Web page and app entries
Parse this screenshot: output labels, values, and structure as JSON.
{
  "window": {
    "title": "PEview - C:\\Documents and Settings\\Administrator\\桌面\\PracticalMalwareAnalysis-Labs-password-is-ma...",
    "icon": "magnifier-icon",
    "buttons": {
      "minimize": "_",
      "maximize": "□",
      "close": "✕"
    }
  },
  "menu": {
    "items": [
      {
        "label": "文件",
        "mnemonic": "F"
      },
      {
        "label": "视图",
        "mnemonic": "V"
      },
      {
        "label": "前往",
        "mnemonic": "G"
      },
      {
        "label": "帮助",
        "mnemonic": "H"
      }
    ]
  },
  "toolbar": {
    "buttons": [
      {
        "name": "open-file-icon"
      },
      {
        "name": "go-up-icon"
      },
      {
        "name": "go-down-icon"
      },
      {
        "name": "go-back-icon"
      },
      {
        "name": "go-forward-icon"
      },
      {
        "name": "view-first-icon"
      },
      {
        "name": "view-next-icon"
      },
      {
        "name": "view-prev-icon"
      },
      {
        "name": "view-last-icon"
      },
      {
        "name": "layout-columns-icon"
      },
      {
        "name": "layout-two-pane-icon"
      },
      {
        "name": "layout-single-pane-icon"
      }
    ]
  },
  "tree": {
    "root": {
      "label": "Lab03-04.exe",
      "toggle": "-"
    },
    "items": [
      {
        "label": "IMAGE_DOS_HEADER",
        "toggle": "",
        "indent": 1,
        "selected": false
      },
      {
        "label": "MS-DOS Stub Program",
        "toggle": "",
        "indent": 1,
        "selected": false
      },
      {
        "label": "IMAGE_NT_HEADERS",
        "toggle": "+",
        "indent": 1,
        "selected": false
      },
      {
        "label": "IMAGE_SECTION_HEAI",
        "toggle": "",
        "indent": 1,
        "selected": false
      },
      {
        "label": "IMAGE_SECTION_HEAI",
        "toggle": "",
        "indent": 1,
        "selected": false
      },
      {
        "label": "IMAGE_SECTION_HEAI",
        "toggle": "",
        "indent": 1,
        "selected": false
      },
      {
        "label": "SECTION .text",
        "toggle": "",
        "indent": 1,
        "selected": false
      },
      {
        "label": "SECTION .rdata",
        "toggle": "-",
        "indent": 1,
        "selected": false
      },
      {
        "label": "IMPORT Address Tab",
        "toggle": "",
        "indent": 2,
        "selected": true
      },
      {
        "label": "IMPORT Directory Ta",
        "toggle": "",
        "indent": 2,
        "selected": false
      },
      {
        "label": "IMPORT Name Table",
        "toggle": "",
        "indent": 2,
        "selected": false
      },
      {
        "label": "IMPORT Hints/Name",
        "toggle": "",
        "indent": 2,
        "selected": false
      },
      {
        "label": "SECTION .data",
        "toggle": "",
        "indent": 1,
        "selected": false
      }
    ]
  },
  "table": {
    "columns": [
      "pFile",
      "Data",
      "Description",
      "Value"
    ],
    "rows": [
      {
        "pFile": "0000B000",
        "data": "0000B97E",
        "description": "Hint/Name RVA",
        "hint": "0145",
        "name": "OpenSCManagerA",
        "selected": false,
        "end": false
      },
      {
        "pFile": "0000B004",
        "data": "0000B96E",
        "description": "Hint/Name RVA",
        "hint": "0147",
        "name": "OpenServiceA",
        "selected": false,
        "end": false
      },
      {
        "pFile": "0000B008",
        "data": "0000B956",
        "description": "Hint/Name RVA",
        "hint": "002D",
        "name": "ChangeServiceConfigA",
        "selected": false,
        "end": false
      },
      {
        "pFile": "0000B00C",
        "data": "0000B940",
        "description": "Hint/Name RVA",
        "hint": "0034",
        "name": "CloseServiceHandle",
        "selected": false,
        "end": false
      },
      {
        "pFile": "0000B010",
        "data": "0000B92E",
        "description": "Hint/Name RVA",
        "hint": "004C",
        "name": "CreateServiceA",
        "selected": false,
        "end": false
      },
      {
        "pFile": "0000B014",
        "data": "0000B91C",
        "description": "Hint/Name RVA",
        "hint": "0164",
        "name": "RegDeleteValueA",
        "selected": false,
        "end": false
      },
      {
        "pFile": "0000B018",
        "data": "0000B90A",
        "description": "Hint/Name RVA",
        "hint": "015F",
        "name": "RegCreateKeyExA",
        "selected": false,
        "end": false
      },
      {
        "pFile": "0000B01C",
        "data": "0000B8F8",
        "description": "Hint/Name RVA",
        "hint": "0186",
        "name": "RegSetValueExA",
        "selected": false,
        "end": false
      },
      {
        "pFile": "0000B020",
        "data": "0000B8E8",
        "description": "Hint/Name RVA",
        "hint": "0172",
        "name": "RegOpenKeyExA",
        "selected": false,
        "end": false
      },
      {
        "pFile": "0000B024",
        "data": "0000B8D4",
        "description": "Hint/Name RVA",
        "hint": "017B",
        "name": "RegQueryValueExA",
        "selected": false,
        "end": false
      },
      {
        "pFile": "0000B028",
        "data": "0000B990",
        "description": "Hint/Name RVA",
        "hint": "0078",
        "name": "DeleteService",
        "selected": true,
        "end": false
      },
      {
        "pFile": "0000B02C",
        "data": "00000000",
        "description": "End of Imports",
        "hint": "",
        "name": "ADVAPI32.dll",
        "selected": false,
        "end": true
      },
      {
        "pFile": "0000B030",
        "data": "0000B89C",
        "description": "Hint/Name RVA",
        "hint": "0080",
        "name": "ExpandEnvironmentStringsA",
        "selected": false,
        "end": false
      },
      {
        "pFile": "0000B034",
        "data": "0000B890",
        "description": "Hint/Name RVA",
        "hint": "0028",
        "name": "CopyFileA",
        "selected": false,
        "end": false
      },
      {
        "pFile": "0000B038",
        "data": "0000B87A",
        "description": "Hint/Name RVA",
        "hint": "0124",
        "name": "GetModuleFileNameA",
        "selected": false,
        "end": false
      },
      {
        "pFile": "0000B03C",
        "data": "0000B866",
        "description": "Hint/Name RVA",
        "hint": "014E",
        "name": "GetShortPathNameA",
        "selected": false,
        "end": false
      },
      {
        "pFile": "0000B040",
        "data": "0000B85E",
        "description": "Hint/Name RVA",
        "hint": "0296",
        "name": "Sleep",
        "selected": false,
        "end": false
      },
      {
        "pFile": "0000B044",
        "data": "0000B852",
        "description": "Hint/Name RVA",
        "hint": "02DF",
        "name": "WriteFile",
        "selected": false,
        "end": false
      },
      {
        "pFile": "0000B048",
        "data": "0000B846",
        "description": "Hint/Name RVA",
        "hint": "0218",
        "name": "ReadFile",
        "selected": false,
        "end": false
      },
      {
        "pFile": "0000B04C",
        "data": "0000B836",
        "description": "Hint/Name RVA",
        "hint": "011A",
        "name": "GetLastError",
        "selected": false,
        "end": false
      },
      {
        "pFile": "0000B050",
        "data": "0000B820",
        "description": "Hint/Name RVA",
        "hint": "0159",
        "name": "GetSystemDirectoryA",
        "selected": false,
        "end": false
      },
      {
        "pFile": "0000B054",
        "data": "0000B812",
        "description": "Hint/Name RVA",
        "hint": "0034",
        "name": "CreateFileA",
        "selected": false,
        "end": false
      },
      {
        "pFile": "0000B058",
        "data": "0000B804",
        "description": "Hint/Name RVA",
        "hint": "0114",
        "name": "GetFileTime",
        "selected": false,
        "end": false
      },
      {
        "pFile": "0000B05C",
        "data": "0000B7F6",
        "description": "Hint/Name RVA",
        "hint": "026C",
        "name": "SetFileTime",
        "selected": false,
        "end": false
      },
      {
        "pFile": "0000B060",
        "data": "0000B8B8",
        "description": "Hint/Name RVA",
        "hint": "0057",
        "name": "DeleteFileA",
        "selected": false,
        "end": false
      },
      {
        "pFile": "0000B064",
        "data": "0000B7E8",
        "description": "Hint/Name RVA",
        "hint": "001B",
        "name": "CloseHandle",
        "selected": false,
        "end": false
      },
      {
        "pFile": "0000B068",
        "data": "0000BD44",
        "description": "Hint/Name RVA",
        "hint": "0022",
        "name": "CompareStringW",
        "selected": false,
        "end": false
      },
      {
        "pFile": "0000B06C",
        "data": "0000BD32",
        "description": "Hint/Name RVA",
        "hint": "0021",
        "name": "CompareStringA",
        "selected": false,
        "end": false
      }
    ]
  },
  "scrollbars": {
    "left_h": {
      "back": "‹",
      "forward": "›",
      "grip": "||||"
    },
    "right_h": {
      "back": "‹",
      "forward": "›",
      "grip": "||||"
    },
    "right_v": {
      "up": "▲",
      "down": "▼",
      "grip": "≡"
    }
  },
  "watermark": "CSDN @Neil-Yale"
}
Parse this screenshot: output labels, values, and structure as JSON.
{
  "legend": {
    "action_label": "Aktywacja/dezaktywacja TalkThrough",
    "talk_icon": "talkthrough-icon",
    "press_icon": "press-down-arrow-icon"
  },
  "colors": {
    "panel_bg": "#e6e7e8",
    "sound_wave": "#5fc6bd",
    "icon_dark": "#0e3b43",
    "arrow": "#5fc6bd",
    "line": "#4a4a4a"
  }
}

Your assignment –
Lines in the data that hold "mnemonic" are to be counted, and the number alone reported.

Result for this task –
4